### Directions
Copy every record that appears below, exactly as it stands.

### Records provided
■ ■ ■ ■ ■ ■ ■

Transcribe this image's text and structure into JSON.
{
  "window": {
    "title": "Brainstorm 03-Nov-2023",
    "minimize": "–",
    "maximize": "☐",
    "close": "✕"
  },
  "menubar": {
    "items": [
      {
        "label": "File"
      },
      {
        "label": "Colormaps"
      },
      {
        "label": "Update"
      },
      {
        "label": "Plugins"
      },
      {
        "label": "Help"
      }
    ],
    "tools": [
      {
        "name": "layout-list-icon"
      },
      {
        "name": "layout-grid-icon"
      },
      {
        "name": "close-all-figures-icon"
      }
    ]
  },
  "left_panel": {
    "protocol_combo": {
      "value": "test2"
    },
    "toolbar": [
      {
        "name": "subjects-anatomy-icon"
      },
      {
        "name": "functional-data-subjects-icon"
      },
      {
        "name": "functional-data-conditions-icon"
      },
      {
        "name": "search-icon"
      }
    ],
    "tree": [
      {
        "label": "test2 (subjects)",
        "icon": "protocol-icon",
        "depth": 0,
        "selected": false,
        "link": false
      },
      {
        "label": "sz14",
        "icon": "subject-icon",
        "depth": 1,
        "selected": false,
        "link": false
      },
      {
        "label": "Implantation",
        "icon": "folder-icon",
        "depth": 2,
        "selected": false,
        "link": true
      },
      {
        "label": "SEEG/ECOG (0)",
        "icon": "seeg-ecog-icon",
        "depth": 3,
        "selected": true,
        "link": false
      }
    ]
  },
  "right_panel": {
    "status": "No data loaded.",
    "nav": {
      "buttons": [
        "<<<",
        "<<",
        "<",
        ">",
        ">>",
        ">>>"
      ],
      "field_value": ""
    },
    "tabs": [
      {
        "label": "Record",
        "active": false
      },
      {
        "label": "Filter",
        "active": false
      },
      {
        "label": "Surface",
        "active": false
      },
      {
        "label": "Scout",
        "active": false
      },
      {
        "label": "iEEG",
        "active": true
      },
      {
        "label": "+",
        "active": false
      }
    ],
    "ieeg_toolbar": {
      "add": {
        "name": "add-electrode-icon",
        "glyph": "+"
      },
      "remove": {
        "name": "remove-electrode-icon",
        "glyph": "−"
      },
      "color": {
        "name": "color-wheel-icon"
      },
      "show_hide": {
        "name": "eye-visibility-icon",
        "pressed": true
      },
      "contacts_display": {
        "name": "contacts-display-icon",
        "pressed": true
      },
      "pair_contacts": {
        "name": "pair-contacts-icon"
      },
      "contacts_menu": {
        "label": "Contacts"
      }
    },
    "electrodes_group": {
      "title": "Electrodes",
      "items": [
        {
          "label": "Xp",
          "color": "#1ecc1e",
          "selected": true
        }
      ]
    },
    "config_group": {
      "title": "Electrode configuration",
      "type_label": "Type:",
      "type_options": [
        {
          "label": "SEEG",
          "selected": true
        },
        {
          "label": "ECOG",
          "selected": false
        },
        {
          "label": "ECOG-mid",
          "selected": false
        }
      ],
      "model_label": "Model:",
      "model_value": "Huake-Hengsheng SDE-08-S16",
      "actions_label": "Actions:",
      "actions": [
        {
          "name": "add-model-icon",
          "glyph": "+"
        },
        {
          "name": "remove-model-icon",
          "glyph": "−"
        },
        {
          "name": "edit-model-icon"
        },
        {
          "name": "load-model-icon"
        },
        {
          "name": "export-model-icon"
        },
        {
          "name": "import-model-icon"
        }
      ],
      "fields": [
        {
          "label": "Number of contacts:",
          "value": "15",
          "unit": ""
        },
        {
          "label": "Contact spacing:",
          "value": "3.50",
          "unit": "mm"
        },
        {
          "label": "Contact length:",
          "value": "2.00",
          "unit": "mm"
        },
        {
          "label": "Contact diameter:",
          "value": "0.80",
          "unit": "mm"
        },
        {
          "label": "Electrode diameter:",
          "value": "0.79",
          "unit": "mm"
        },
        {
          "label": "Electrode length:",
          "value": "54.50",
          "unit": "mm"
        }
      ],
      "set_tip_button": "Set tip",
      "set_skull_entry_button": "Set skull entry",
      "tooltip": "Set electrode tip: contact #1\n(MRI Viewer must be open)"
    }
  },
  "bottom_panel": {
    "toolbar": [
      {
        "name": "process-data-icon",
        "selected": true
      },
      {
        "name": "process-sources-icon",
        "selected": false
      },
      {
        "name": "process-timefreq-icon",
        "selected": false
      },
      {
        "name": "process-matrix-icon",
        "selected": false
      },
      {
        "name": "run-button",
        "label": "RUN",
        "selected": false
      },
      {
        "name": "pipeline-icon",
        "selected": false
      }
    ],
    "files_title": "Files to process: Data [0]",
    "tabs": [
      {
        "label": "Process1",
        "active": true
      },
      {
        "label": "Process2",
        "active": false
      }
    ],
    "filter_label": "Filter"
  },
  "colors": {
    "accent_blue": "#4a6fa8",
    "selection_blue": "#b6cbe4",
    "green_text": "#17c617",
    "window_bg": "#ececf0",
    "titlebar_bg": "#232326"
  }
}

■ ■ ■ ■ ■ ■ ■

### Output for this exercise
Transcribe this image's text and structure into JSON.
{
  "window": {
    "title": "Brainstorm 03-Nov-2023",
    "minimize": "–",
    "maximize": "☐",
    "close": "✕"
  },
  "menubar": {
    "items": [
      {
        "label": "File"
      },
      {
        "label": "Colormaps"
      },
      {
        "label": "Update"
      },
      {
        "label": "Plugins"
      },
      {
        "label": "Help"
      }
    ],
    "tools": [
      {
        "name": "layout-list-icon"
      },
      {
        "name": "layout-grid-icon"
      },
      {
        "name": "close-all-figures-icon"
      }
    ]
  },
  "left_panel": {
    "protocol_combo": {
      "value": "test2"
    },
    "toolbar": [
      {
        "name": "subjects-anatomy-icon"
      },
      {
        "name": "functional-data-subjects-icon"
      },
      {
        "name": "functional-data-conditions-icon"
      },
      {
        "name": "search-icon"
      }
    ],
    "tree": [
      {
        "label": "test2 (subjects)",
        "icon": "protocol-icon",
        "depth": 0,
        "selected": false,
        "link": false
      },
      {
        "label": "sz14",
        "icon": "subject-icon",
        "depth": 1,
        "selected": false,
        "link": false
      },
      {
        "label": "Implantation",
        "icon": "folder-icon",
        "depth": 2,
        "selected": false,
        "link": true
      },
      {
        "label": "SEEG/ECOG (0)",
        "icon": "seeg-ecog-icon",
        "depth": 3,
        "selected": true,
        "link": false
      }
    ]
  },
  "right_panel": {
    "status": "No data loaded.",
    "nav": {
      "buttons": [
        "<<<",
        "<<",
        "<",
        ">",
        ">>",
        ">>>"
      ],
      "field_value": ""
    },
    "tabs": [
      {
        "label": "Record",
        "active": false
      },
      {
        "label": "Filter",
        "active": false
      },
      {
        "label": "Surface",
        "active": false
      },
      {
        "label": "Scout",
        "active": false
      },
      {
        "label": "iEEG",
        "active": true
      },
      {
        "label": "+",
        "active": false
      }
    ],
    "ieeg_toolbar": {
      "add": {
        "name": "add-electrode-icon",
        "glyph": "+"
      },
      "remove": {
        "name": "remove-electrode-icon",
        "glyph": "−"
      },
      "color": {
        "name": "color-wheel-icon"
      },
      "show_hide": {
        "name": "eye-visibility-icon",
        "pressed": true
      },
      "contacts_display": {
        "name": "contacts-display-icon",
        "pressed": true
      },
      "pair_contacts": {
        "name": "pair-contacts-icon"
      },
      "contacts_menu": {
        "label": "Contacts"
      }
    },
    "electrodes_group": {
      "title": "Electrodes",
      "items": [
        {
          "label": "Xp",
          "color": "#1ecc1e",
          "selected": true
        }
      ]
    },
    "config_group": {
      "title": "Electrode configuration",
      "type_label": "Type:",
      "type_options": [
        {
          "label": "SEEG",
          "selected": true
        },
        {
          "label": "ECOG",
          "selected": false
        },
        {
          "label": "ECOG-mid",
          "selected": false
        }
      ],
      "model_label": "Model:",
      "model_value": "Huake-Hengsheng SDE-08-S16",
      "actions_label": "Actions:",
      "actions": [
        {
          "name": "add-model-icon",
          "glyph": "+"
        },
        {
          "name": "remove-model-icon",
          "glyph": "−"
        },
        {
          "name": "edit-model-icon"
        },
        {
          "name": "load-model-icon"
        },
        {
          "name": "export-model-icon"
        },
        {
          "name": "import-model-icon"
        }
      ],
      "fields": [
        {
          "label": "Number of contacts:",
          "value": "15",
          "unit": ""
        },
        {
          "label": "Contact spacing:",
          "value": "3.50",
          "unit": "mm"
        },
        {
          "label": "Contact length:",
          "value": "2.00",
          "unit": "mm"
        },
        {
          "label": "Contact diameter:",
          "value": "0.80",
          "unit": "mm"
        },
        {
          "label": "Electrode diameter:",
          "value": "0.79",
          "unit": "mm"
        },
        {
          "label": "Electrode length:",
          "value": "54.50",
          "unit": "mm"
        }
      ],
      "set_tip_button": "Set tip",
      "set_skull_entry_button": "Set skull entry",
      "tooltip": "Set electrode tip: contact #1\n(MRI Viewer must be open)"
    }
  },
  "bottom_panel": {
    "toolbar": [
      {
        "name": "process-data-icon",
        "selected": true
      },
      {
        "name": "process-sources-icon",
        "selected": false
      },
      {
        "name": "process-timefreq-icon",
        "selected": false
      },
      {
        "name": "process-matrix-icon",
        "selected": false
      },
      {
        "name": "run-button",
        "label": "RUN",
        "selected": false
      },
      {
        "name": "pipeline-icon",
        "selected": false
      }
    ],
    "files_title": "Files to process: Data [0]",
    "tabs": [
      {
        "label": "Process1",
        "active": true
      },
      {
        "label": "Process2",
        "active": false
      }
    ],
    "filter_label": "Filter"
  },
  "colors": {
    "accent_blue": "#4a6fa8",
    "selection_blue": "#b6cbe4",
    "green_text": "#17c617",
    "window_bg": "#ececf0",
    "titlebar_bg": "#232326"
  }
}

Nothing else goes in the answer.